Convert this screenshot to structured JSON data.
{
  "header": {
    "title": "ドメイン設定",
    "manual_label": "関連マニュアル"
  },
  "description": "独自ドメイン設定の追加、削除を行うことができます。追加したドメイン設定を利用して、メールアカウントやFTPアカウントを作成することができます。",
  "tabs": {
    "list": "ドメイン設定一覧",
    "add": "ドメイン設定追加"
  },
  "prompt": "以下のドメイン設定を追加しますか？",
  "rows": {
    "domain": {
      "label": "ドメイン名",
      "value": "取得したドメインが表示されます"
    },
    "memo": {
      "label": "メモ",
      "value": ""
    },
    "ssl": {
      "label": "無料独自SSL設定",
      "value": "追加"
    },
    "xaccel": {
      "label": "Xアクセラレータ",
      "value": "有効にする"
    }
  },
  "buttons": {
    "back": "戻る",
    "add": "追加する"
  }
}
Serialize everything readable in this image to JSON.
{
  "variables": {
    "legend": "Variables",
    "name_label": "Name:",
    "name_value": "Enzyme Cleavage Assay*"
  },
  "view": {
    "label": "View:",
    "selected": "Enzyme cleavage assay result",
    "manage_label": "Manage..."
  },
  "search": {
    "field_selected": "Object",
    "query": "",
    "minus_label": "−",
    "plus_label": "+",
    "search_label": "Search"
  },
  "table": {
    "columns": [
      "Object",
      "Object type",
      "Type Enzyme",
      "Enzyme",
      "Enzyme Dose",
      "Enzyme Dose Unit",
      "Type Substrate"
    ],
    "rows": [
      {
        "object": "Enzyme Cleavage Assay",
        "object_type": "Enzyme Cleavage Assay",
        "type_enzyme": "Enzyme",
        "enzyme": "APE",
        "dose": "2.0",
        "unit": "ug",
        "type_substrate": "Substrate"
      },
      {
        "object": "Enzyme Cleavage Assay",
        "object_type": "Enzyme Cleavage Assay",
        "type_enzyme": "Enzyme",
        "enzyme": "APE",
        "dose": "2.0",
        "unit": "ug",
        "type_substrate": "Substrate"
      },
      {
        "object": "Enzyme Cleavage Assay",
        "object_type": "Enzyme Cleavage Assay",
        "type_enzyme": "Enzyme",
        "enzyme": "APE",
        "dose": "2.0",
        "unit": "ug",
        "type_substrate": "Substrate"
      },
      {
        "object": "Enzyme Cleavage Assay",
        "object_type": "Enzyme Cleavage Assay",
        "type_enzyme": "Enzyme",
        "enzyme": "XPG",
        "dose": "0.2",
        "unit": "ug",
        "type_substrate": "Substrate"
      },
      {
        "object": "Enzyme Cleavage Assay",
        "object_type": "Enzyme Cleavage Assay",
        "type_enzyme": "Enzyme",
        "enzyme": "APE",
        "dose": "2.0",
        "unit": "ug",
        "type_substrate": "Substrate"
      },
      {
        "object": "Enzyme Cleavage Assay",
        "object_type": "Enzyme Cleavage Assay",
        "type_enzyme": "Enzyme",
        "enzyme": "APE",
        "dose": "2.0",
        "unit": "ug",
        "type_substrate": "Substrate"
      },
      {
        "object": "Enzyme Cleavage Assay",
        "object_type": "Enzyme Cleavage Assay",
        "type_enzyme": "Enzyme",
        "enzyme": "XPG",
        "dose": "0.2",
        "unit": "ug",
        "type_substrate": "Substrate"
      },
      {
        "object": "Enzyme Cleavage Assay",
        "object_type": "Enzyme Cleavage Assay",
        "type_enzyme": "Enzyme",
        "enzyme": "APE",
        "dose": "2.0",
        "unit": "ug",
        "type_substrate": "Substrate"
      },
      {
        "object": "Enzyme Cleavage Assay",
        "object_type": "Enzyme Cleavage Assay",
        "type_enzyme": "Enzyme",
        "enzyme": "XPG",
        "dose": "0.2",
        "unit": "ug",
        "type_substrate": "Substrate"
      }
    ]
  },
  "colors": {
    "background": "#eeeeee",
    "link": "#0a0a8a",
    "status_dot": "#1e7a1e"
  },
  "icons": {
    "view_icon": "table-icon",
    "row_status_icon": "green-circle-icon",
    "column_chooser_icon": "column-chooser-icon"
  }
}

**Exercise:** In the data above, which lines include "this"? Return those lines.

**Result of the exercise:**
Convert this screenshot to structured JSON data.
Serialize everything readable in this image to JSON.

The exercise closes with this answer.